[Data in this exercise]

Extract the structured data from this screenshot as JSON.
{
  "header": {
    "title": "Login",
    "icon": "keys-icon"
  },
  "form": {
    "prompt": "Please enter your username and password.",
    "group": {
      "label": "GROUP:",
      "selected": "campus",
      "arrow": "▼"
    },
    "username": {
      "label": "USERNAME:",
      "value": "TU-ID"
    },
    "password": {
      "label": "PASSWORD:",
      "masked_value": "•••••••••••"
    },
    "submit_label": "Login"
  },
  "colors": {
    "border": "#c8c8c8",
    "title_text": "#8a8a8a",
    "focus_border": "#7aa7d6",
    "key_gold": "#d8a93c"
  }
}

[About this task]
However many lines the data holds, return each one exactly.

[Output below]
Extract the structured data from this screenshot as JSON.
{
  "header": {
    "title": "Login",
    "icon": "keys-icon"
  },
  "form": {
    "prompt": "Please enter your username and password.",
    "group": {
      "label": "GROUP:",
      "selected": "campus",
      "arrow": "▼"
    },
    "username": {
      "label": "USERNAME:",
      "value": "TU-ID"
    },
    "password": {
      "label": "PASSWORD:",
      "masked_value": "•••••••••••"
    },
    "submit_label": "Login"
  },
  "colors": {
    "border": "#c8c8c8",
    "title_text": "#8a8a8a",
    "focus_border": "#7aa7d6",
    "key_gold": "#d8a93c"
  }
}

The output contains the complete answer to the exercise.